The first excerpt represents the past or something you must release, and is drawn from Babbitt by Sinclair Lewis:

our years together you've never talked to me like that!"

"It's about time then!"

"Lately you've been getting worse and worse, and now, finally, you're cursing and swearing at me and shouting at me, and your voice so ugly and hateful--I just shudder!"

"Oh, rats, quit exaggerating! I wasn't shouting, or swearing either."

"I wish you could hear your own voice! Maybe you don't realize how it sounds. But even so--You never used to talk like that. You simply COULDN'T talk this way if something dreadful hadn't happened to you."

His mind was hard. With amazement he found that he wasn't particularly sorry. It was only with an effort that he made himself more agreeable: "Well, gosh,

The second excerpt represents the present or the deciding factor of the moment, and is drawn from Lady Baltimore by Owen Wister:

academicians, and dog breeders all over the earth. Thus, when my Aunt-- the president, herself, mind you!--said to me one day that she thought, if I proved my qualifications, my name might be favorably considered by the Selected Salic Scions--I say no more; I blush, though you cannot see me; when I am tempted, I seem to be human, after all.

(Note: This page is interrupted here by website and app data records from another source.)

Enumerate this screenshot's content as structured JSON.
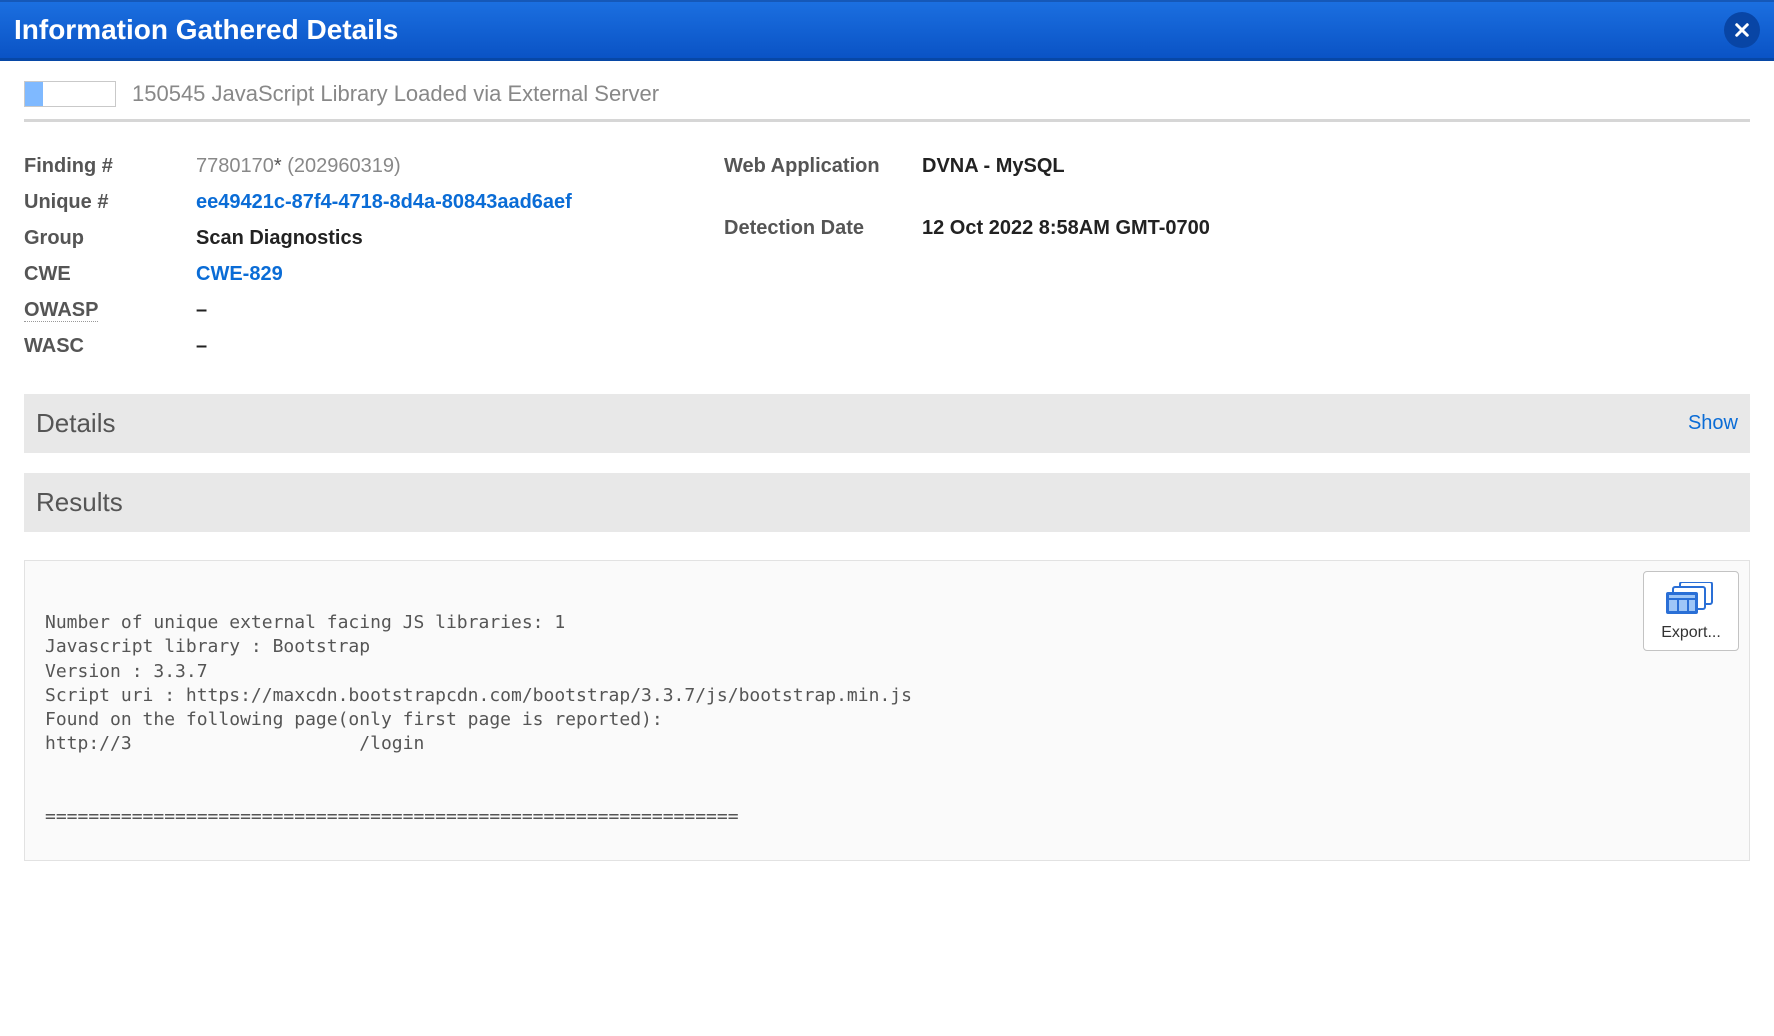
{
  "header": {
    "title": "Information Gathered Details"
  },
  "subtitle": {
    "qid_and_name": "150545 JavaScript Library Loaded via External Server"
  },
  "meta": {
    "finding_label": "Finding #",
    "finding_val": "7780170",
    "finding_star": "*",
    "finding_paren": " (202960319)",
    "unique_label": "Unique #",
    "unique_val": "ee49421c-87f4-4718-8d4a-80843aad6aef",
    "group_label": "Group",
    "group_val": "Scan Diagnostics",
    "cwe_label": "CWE",
    "cwe_val": "CWE-829",
    "owasp_label": "OWASP",
    "owasp_val": "–",
    "wasc_label": "WASC",
    "wasc_val": "–",
    "webapp_label": "Web Application",
    "webapp_val": "DVNA - MySQL",
    "detdate_label": "Detection Date",
    "detdate_val": "12 Oct 2022 8:58AM GMT-0700"
  },
  "sections": {
    "details_title": "Details",
    "details_show": "Show",
    "results_title": "Results"
  },
  "export_label": "Export...",
  "kb_text": "Number of unique external facing JS libraries: 1\nJavascript library : Bootstrap\nVersion : 3.3.7\nScript uri : https://maxcdn.bootstrapcdn.com/bootstrap/3.3.7/js/bootstrap.min.js\nFound on the following page(only first page is reported):\nhttp://3                     /login\n\n\n================================================================"
}
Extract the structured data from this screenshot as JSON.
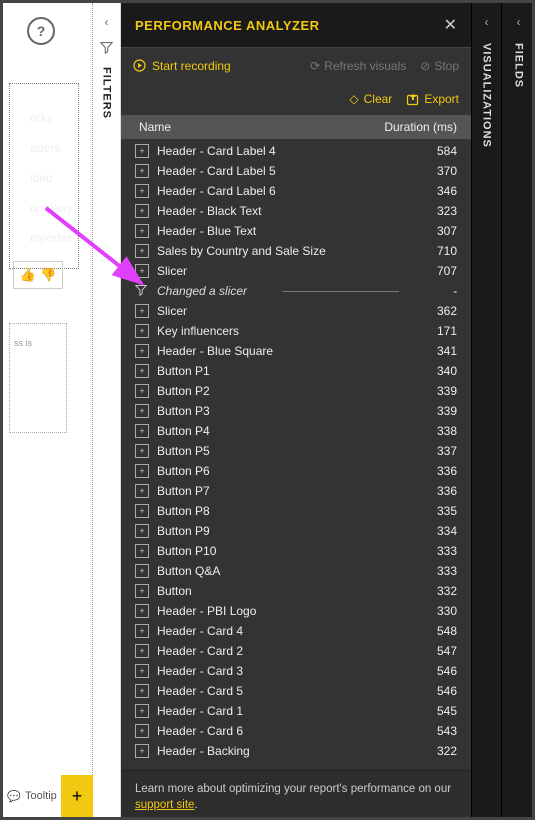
{
  "canvas": {
    "fragments": [
      "orks",
      "aders",
      "ideo",
      "ompany",
      "mporters"
    ],
    "frag2": "ss is"
  },
  "footer": {
    "tooltip": "Tooltip",
    "add": "+"
  },
  "rails": {
    "filters": "FILTERS",
    "visualizations": "VISUALIZATIONS",
    "fields": "FIELDS"
  },
  "perf": {
    "title": "PERFORMANCE ANALYZER",
    "start": "Start recording",
    "refresh": "Refresh visuals",
    "stop": "Stop",
    "clear": "Clear",
    "export": "Export",
    "col_name": "Name",
    "col_dur": "Duration (ms)",
    "help_pre": "Learn more about optimizing your report's performance on our ",
    "help_link": "support site",
    "help_post": ".",
    "rows": [
      {
        "t": "v",
        "name": "Header - Card Label 4",
        "dur": "584"
      },
      {
        "t": "v",
        "name": "Header - Card Label 5",
        "dur": "370"
      },
      {
        "t": "v",
        "name": "Header - Card Label 6",
        "dur": "346"
      },
      {
        "t": "v",
        "name": "Header - Black Text",
        "dur": "323"
      },
      {
        "t": "v",
        "name": "Header - Blue Text",
        "dur": "307"
      },
      {
        "t": "v",
        "name": "Sales by Country and Sale Size",
        "dur": "710"
      },
      {
        "t": "v",
        "name": "Slicer",
        "dur": "707"
      },
      {
        "t": "e",
        "name": "Changed a slicer",
        "dur": "-"
      },
      {
        "t": "v",
        "name": "Slicer",
        "dur": "362"
      },
      {
        "t": "v",
        "name": "Key influencers",
        "dur": "171"
      },
      {
        "t": "v",
        "name": "Header - Blue Square",
        "dur": "341"
      },
      {
        "t": "v",
        "name": "Button P1",
        "dur": "340"
      },
      {
        "t": "v",
        "name": "Button P2",
        "dur": "339"
      },
      {
        "t": "v",
        "name": "Button P3",
        "dur": "339"
      },
      {
        "t": "v",
        "name": "Button P4",
        "dur": "338"
      },
      {
        "t": "v",
        "name": "Button P5",
        "dur": "337"
      },
      {
        "t": "v",
        "name": "Button P6",
        "dur": "336"
      },
      {
        "t": "v",
        "name": "Button P7",
        "dur": "336"
      },
      {
        "t": "v",
        "name": "Button P8",
        "dur": "335"
      },
      {
        "t": "v",
        "name": "Button P9",
        "dur": "334"
      },
      {
        "t": "v",
        "name": "Button P10",
        "dur": "333"
      },
      {
        "t": "v",
        "name": "Button Q&A",
        "dur": "333"
      },
      {
        "t": "v",
        "name": "Button",
        "dur": "332"
      },
      {
        "t": "v",
        "name": "Header - PBI Logo",
        "dur": "330"
      },
      {
        "t": "v",
        "name": "Header - Card 4",
        "dur": "548"
      },
      {
        "t": "v",
        "name": "Header - Card 2",
        "dur": "547"
      },
      {
        "t": "v",
        "name": "Header - Card 3",
        "dur": "546"
      },
      {
        "t": "v",
        "name": "Header - Card 5",
        "dur": "546"
      },
      {
        "t": "v",
        "name": "Header - Card 1",
        "dur": "545"
      },
      {
        "t": "v",
        "name": "Header - Card 6",
        "dur": "543"
      },
      {
        "t": "v",
        "name": "Header - Backing",
        "dur": "322"
      }
    ]
  }
}
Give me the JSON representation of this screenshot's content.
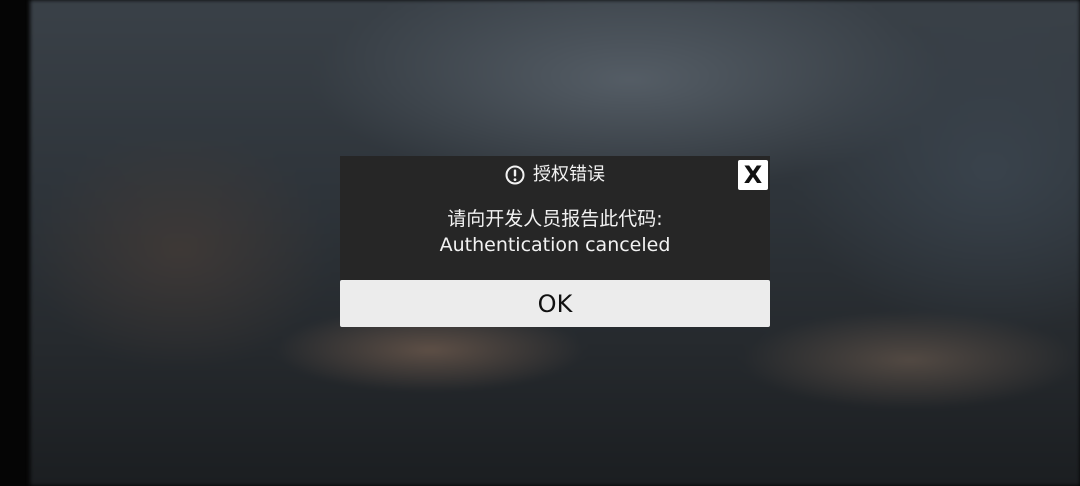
{
  "dialog": {
    "title": "授权错误",
    "title_icon": "alert-circle-icon",
    "close_label": "X",
    "message_line1": "请向开发人员报告此代码:",
    "message_line2": "Authentication canceled",
    "ok_label": "OK"
  },
  "colors": {
    "dialog_background": "#262626",
    "button_background": "#ececec",
    "text_light": "#f2f2f2",
    "text_dark": "#111111"
  }
}
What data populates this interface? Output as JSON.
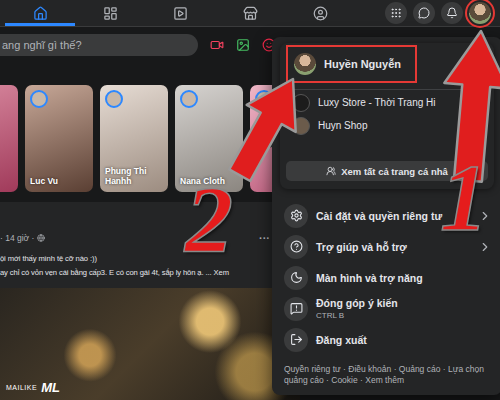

At first, to be sure, I met Aunt Carola's suggestion in the way that I am too ready to meet many of her remarks; for you must know she once, with sincere simplicity and good-will, told my Uncle Andrew (her husband; she is only my Aunt by marriage) that she had married beneath her; and she seemed unprepared for his reception of this candid statement: Uncle Andrew was unaffectedly merry over it. Ever since then all of us wait

The third excerpt represents the future or something you must embrace, and is drawn from The Lesson of the Master by Henry James:

considered her. There was something noble in her head, and she appeared fresh and strong.

Her good father surveyed her with complacency, remarking soon: "She looks too hot - that's her walk. But she'll be all right presently. Then I'll make her come over and speak to you."

"I should be sorry to give you that trouble. If you were to take me over THERE - !" the young man murmured.

"My dear sir, do you suppose I put myself out that way? I don't mean for you, but for Marian," the General added.

"I would put myself out for her soon enough," Overt replied; after which he went on: "Will you be so good as to tell me which of